What you will do:
Where in the records does the word "this" occur? Copy each line in which it does.
_ _ _ _ _ _ _
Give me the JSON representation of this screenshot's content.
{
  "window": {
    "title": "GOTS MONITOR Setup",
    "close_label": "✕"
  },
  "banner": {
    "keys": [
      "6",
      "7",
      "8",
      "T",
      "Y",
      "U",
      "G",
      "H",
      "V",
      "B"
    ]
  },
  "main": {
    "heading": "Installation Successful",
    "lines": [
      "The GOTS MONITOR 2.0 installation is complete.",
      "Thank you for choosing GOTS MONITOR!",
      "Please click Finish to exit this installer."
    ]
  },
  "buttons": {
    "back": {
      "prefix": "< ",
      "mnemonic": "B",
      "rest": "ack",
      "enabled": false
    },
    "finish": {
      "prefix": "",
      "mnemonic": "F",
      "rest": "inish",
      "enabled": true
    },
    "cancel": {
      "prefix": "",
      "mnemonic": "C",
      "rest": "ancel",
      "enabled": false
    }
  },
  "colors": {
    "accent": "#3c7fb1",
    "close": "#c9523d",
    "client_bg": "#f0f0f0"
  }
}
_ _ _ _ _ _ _
Exercise solution:
Give me the JSON representation of this screenshot's content.
      "Please click Finish to exit this installer."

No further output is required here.